This article examines posthumanism and its relationship to humanism. First, it is argued that the term “posthumanism” relies upon an incomplete conception of humanism, and in a way that forecloses the possibility of looking to the humanist tradition for support. Addressing Foucault’s often quoted comments about the recent invention and imminent demise of man, it is argued that Foucault is not anti-humanist, but is rather critical of the use of humanism as an axis of reflection. Second, the posthumanist perspective is summarized as attending to a set of interrelated ethical and epistemological concerns. Calling into question the boundary between human and nonhuman animals, posthumanism also challenges the primacy of empirico-deductive reasoning and advocates a re-legitimization of rhetoric as a mode of thought. Lastly, using Ernesto Grassi’s interpretation of the early Italian humanists, this article demonstrates not only the compatibility of Renaissance humanism with posthumanist concerns, but also the fruitfulness of this tradition as a conceptual resource. Although the Renaissance notion of ingenium, the ability to adapt and make concrete situations meaningful without also affirming strong ontological commitments, is absent from posthumanist discourse, it is a concept that has the power to enrich the posthumanist project. Consequently, posthumanism is not actually at odds with the humanist tradition in general, but rather only with a very limited and relatively recent conception.

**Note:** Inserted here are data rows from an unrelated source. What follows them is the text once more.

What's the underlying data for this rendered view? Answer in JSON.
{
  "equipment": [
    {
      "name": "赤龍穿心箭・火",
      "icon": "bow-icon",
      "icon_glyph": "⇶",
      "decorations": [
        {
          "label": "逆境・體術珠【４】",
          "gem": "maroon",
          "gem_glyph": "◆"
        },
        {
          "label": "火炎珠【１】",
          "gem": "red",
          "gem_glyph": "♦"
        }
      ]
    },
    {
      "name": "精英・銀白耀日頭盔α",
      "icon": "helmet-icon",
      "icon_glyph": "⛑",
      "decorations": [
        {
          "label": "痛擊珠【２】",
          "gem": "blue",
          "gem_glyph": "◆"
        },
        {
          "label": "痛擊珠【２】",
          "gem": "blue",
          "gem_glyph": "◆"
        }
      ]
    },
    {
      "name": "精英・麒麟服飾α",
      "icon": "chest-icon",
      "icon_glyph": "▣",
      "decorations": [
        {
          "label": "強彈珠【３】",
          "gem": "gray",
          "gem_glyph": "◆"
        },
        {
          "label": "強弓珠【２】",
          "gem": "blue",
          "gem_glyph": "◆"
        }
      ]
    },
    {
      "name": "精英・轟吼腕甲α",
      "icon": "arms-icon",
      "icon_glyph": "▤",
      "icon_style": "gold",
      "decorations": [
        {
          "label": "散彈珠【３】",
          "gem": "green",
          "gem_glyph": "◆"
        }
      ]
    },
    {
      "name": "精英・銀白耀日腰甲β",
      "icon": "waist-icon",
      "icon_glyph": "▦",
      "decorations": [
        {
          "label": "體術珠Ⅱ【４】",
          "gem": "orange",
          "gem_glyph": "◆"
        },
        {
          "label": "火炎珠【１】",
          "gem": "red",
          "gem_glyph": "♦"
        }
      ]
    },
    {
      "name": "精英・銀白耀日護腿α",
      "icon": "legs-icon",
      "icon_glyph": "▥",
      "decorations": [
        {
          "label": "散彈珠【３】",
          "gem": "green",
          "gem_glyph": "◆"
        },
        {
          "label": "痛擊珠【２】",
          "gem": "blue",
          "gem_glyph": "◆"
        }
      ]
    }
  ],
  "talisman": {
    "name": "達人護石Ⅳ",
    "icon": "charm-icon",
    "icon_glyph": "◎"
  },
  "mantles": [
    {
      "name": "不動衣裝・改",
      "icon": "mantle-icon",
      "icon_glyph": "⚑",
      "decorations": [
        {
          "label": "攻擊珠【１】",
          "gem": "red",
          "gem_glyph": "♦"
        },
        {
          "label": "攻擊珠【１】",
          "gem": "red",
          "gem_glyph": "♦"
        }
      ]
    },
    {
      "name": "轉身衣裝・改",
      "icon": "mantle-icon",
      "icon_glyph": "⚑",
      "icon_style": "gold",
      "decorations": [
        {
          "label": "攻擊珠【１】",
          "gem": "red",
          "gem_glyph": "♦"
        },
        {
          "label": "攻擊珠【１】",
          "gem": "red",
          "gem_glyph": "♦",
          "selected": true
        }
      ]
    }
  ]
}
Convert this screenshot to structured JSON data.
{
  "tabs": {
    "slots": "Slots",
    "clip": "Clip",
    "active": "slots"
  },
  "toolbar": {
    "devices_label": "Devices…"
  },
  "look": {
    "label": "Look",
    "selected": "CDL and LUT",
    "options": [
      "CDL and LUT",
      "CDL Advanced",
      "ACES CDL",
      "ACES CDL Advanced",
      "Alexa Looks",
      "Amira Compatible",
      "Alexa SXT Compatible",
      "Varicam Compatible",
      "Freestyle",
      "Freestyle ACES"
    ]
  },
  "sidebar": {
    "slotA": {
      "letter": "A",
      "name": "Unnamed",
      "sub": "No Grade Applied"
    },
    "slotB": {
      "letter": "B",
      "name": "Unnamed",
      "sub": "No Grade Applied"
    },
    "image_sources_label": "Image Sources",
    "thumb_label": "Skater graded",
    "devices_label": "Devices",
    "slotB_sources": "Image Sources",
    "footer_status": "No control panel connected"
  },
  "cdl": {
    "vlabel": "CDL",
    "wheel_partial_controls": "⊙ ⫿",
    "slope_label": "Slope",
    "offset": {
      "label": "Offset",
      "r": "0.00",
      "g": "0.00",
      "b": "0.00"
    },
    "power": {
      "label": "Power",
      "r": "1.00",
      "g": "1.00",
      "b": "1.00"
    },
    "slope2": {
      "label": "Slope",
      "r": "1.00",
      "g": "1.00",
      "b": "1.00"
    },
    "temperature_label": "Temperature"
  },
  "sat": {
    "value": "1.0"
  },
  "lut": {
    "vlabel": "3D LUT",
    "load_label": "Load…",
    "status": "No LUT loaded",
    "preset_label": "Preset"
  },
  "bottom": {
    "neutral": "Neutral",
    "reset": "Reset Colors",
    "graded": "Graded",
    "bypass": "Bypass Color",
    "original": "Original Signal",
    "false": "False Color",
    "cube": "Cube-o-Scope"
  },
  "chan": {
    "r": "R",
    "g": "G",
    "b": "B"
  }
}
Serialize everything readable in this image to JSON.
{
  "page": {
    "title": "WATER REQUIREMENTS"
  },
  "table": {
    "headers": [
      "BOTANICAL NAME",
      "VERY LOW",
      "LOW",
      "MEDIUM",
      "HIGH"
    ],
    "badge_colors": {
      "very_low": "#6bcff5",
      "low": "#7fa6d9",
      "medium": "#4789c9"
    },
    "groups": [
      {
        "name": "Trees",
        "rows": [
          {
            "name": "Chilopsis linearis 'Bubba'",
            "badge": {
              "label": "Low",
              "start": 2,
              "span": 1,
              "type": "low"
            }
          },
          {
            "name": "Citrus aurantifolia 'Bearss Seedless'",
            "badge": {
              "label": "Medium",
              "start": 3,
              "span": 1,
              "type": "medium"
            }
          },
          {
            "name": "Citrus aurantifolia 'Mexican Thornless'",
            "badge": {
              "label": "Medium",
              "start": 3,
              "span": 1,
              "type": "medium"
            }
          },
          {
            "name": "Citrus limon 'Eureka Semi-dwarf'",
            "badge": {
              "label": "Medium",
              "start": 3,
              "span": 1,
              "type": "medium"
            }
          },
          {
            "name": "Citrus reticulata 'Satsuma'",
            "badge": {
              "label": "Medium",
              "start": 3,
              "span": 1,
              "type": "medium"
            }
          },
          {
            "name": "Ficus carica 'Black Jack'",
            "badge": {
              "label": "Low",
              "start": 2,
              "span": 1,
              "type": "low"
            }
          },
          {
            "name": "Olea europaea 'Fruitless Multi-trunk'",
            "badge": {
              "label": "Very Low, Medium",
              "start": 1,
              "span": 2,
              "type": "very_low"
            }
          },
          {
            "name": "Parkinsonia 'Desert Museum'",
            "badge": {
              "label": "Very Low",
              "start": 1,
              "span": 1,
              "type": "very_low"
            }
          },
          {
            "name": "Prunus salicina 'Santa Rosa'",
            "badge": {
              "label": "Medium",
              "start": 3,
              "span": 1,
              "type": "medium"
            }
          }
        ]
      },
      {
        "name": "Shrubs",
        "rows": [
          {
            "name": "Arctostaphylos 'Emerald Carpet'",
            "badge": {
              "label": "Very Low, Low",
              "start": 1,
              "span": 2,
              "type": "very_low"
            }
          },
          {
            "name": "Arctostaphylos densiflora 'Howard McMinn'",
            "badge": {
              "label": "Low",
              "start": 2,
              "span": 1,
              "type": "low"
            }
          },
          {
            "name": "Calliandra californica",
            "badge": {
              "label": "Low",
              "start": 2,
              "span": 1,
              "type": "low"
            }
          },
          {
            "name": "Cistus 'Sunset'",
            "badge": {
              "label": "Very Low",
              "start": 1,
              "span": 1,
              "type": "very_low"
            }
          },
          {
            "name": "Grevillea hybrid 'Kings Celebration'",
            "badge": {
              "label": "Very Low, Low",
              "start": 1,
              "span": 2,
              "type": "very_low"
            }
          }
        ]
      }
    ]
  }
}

2013 Equestrian Social Media Awards

2013 Equestrian Social Media AwardsI am delighted to have been selected from a pool of 117 international applicants to serve an expert panelist and judge for the 2013 Equestrian Social Media Awards. The Equestrian Social Media Awards is an organization committed to promoting the future of equestrian sports by rewarding exemplary organizations and encouraging a high standard of excellence in the use of online technologies. I am honored to have been selected as an expert panelist for this year’s judging, and am delighted to have the opportunity to serve the equestrian community in this way.

In participating on ESMA expert panel, my name will be added to a prestigious list of current and former judges, including top names from the international equestrian marketing, branding and digital worlds. In a statement made by Liam Killen, ESMA Director,

“I’m keen for the ESMAs to showcase out of the box thinking within the equestrian industry. By giving the next generation of industry professionals the chance to broaden their knowledge with places on the Expert Panel they will no-doubt contribute a great deal to the ESMA experience for all involved.”

Nominations for the ESMAs open on December 10, 2012. I look forward to contributing to the adjudication process, but also hope to see Team Wallace Eventing among the nominees. Of course, I will not be judging any category in which Team Wallace appears, but I have been working very hard with Elisa and Rick over the past year and a half, using social media to increase public awareness of their successes and initiatives, and would be thrilled to see them recognized with an Equestrian Social Media Award.

The Beast Without: Red Dragon, The Cleft Lip, and the Politics of Recognition

The film Red Dragon features a serial killer whose cleft lip is the primary factor motivating his murderous behaviour. Although the film initially capitalizes upon the tradition of linking cleft lip and palate with homicidal psychopathy, however, it does so through a keen awareness of the politics of identity formation, and so has the effect of ultimately shifting the locus of monstrosity away from the cleft lip, and toward those social systems of representation that would constitute the cleft lip and palate as such. With particular attention to the image of the mirror, this paper is concerned with offering a psychoanalytic reading of the film, through the Lacanian concept of the mirror stage, in order to demonstrate certain ways in which Red Dragon subtly deconstructs the filmic tradition that has thus far, failed to do justice to the cleft lip and palate as a social issue.

Access Full Text Here